Brazil is probably one of the most complicated countries in the world. Maybe we know about Pele. Real name Edson Arantes do Nascimento. But we know very little else about Brazil.
Brazil has a population of 220 million people. There are more black people in Brazil than in the United States. How the heck did they get there?
I used to have fights with my buddy from Colombia who loves football and was very happy about Brazil’s football. I was telling him the people who play football in Brazil and who have made them so famous are black and yet the black folk in Brazil are treated like dirt.
Who is Lula?
In 1980 Lula and a group of workers, intellectuals and artists founded the Workers’ Party in response to the military regime, a pluralistic left-wing party that brought together trade unionists, intellectuals, artists, and liberation theology practitioners, among others.

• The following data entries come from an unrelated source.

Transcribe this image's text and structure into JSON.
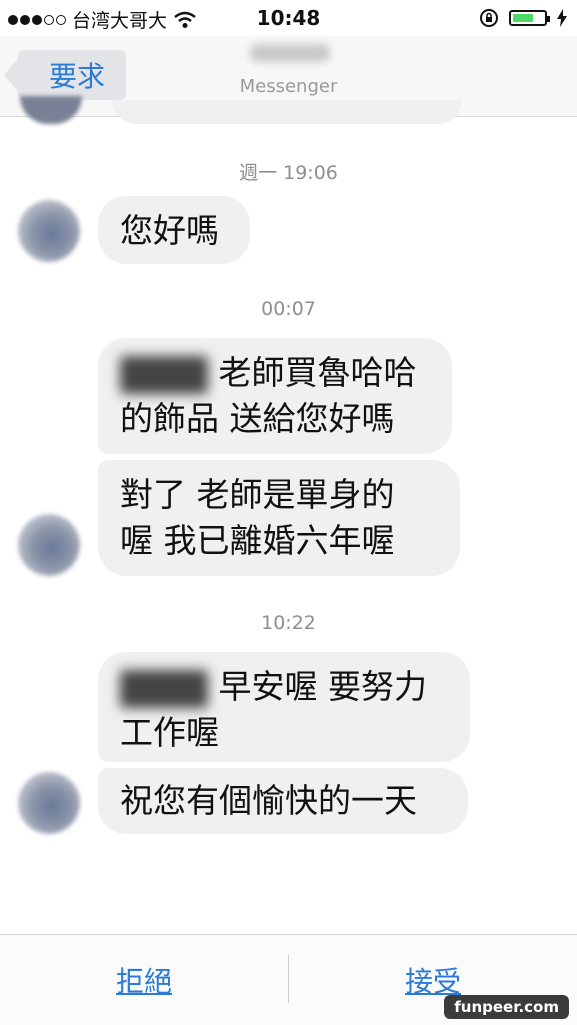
{
  "status_bar": {
    "carrier": "台湾大哥大",
    "time": "10:48"
  },
  "nav": {
    "back_label": "要求",
    "subtitle": "Messenger"
  },
  "messages": {
    "ts1": "週一 19:06",
    "m1": "您好嗎",
    "ts2": "00:07",
    "m2_line1": "老師買魯哈哈",
    "m2_line2": "的飾品 送給您好嗎",
    "m3_line1": "對了  老師是單身的",
    "m3_line2": "喔   我已離婚六年喔",
    "ts3": "10:22",
    "m4_line1": "早安喔  要努力",
    "m4_line2": "工作喔",
    "m5": "祝您有個愉快的一天"
  },
  "actions": {
    "decline": "拒絕",
    "accept": "接受"
  },
  "watermark": "funpeer.com",
  "colors": {
    "accent": "#2b7bd6",
    "bubble": "#f0f0f1",
    "battery": "#4cd964"
  }
}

He ran for the presidency three times before being elected in 2002, becoming part of Latin America’s pink tide. During his time, Brazil enjoyed an economic boom triggered by an uptick in the global demand for commodities, and his time in office is remembered for massive social welfare programs that lifted millions out of poverty.
Why was he in prison?

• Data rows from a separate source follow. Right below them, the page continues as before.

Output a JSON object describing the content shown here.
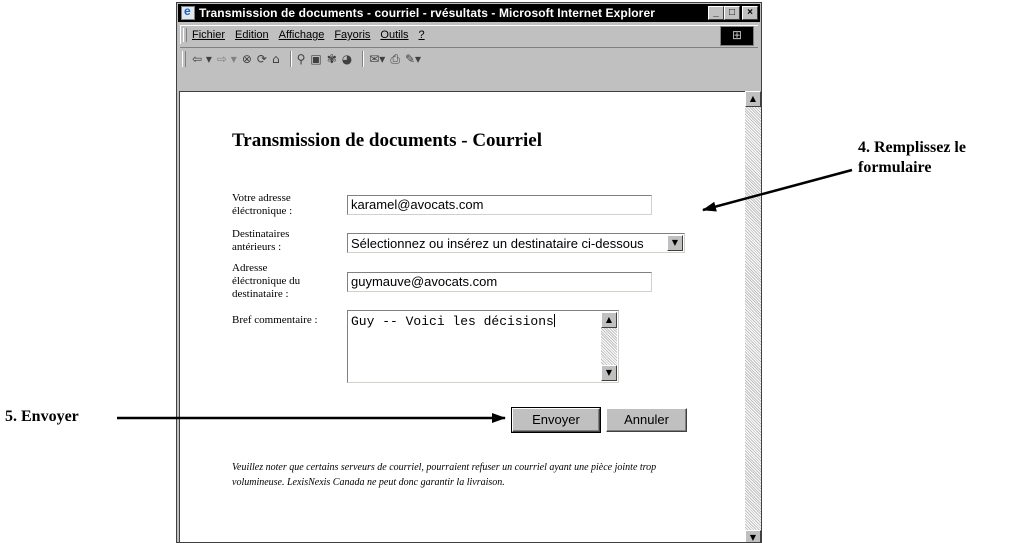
{
  "window": {
    "title": "Transmission de documents - courriel - rvésultats - Microsoft Internet Explorer",
    "controls": [
      "_",
      "□",
      "×"
    ]
  },
  "menubar": {
    "items": [
      "Fichier",
      "Edition",
      "Affichage",
      "Fayoris",
      "Outils",
      "?"
    ]
  },
  "toolbar": {
    "icons": [
      "back-arrow-icon",
      "forward-arrow-icon",
      "stop-icon",
      "refresh-icon",
      "home-icon",
      "search-icon",
      "favorites-icon",
      "history-icon",
      "channels-icon",
      "mail-icon",
      "print-icon",
      "edit-icon"
    ]
  },
  "form": {
    "title": "Transmission de documents - Courriel",
    "email_label": "Votre adresse éléctronique :",
    "email_value": "karamel@avocats.com",
    "recipients_label": "Destinataires antérieurs :",
    "recipients_value": "Sélectionnez ou insérez un destinataire ci-dessous",
    "recipient_email_label": "Adresse éléctronique du destinataire :",
    "recipient_email_value": "guymauve@avocats.com",
    "comment_label": "Bref commentaire :",
    "comment_value": "Guy -- Voici les décisions",
    "send_label": "Envoyer",
    "cancel_label": "Annuler",
    "note": "Veuillez noter que certains serveurs de courriel, pourraient refuser un courriel ayant une pièce jointe trop volumineuse. LexisNexis Canada ne peut donc garantir la livraison."
  },
  "callouts": {
    "step4": "4. Remplissez le formulaire",
    "step5": "5. Envoyer"
  }
}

In April 2018 Lula was sent to prison for corruption as part of the “Operation Car Wash” (“Lava Jato”) investigation, heralded by Judge Sérgio Moro. The sprawling investigation looked into a kickbacks scheme involving Brazil’s state oil company Petrobras that had ramifications across Latin America.
Brazil’s Supreme Court ruled that inmates cannot be jailed if their appeals are still pending, a decision that affected thousands of prisoners, among them Lula. The court’s decision came days after The Intercept published revelations that Moro had collaborated with prosecutors during the former president’s case, breaking the rules of due process. Lula was released in November of 2019 after spending 580 days in prison.

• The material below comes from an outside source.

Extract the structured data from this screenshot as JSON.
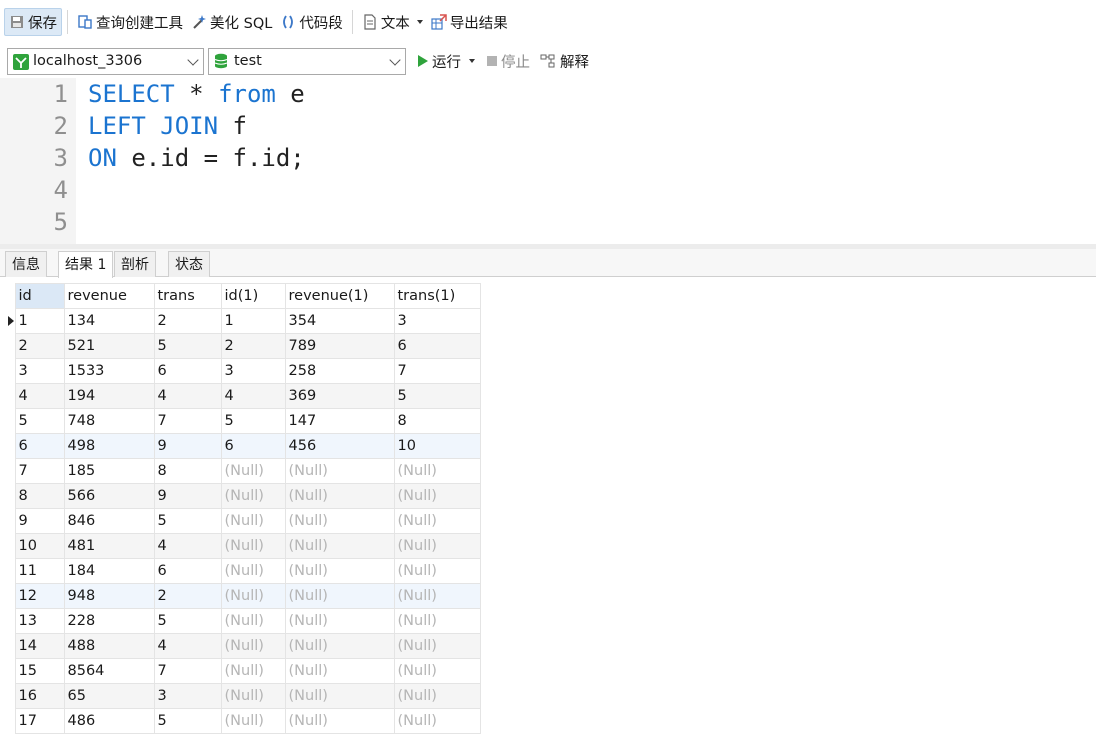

Luiz Inacio Lula da Silva has done it again: Twenty years after first winning the Brazilian presidency, the leftist defeated incumbent Jair Bolsonaro on Sunday in an extremely tight election that marks an about-face for the country after four years of far-right politics.
It is a stunning return to power for Lula, 77, whose 2018 imprisonment over a corruption scandal sidelined him from that year’s election, which brought Bolsonaro, a defender of conservative social values, to power.
“Today the only winner is the Brazilian people,” da Silva said in a speech at a hotel in downtown Sao Paulo. “This isn’t a victory of mine or the Workers’ Party, nor the parties that supported me in campaign. It’s the victory of a democratic movement that formed above political parties, personal interests, and ideologies so that democracy came out victorious.”
Lula is promising to govern beyond his leftist Workers Party. He wants to bring in centrists and even some leaning to the right who voted for him for the first time and to restore the country’s more prosperous past. Yet he faces headwinds in a politically polarized society where economic growth is slowing and inflation is soaring.
His victory marks the first time since Brazil’s 1985 return to democracy that the sitting president has failed to win re-election. The highly polarized election in Latin America’s biggest economy extended a wave of recent leftist victories in the region, including Chile, Colombia, and Argentina.
It was the country’s closest election in over three decades. Just over two million votes separated the two candidates with 99.5 percent of the vote counted. The previous closest race, in 2014, was decided by a margin of 3.46 million votes
Lula’s inauguration is scheduled to take place on Jan. 1. He last served as president from 2003 to 2010.
Congratulations for Lula — and Brazil — began to pour in from around the world Sunday evening, including from U.S. President Joe Biden, who highlighted the country’s “free, fair, and credible elections.” The European Union also congratulated da Silva in a statement, commending the electoral authority for its effectiveness and transparency throughout the campaign.
“Four years waiting for this,” said Gabriela Souto, one of the few supporters allowed in due to heavy security.
Outside Bolsonaro’s home in Rio de Janeiro, ground zero for his support base, a woman atop a truck delivered a prayer over a speaker, then sang excitedly, trying to generate some energy. But supporters decked out in the green and yellow of the flag barely responded. Many perked up when the national anthem played, singing along loudly with hands over their hearts.
Lula has also pledged to put a halt to illegal deforestation in the Amazon, and once again has prominent environmentalist Marina Silva by his side, years after a public falling out when she was his environment minister. The president-elect has already pledged to install a ministry for Brazil’s original peoples, which will be run by an Indigenous person.
In April, he tapped center-right Geraldo Alckmin, a former rival, to be his running mate. It was another key part of an effort to create a broad, pro-democracy front to not just unseat Bolsonaro, but to make it easier to govern. Lula also has drawn support from Sen. Simone Tebet, a moderate who finished in third place in the election’s first round.
“If Lula manages to talk to voters who didn’t vote for him, which Bolsonaro never tried, and seeks negotiated solutions to the economic, social, and political crisis we have, and links with other nations that were lost, then he could reconnect Brazil to a time in which people could disagree and still get some things done,” Melo said.
Adongo Ogony is a Human Rights Activist and a Writer who lives in Toronto, Canada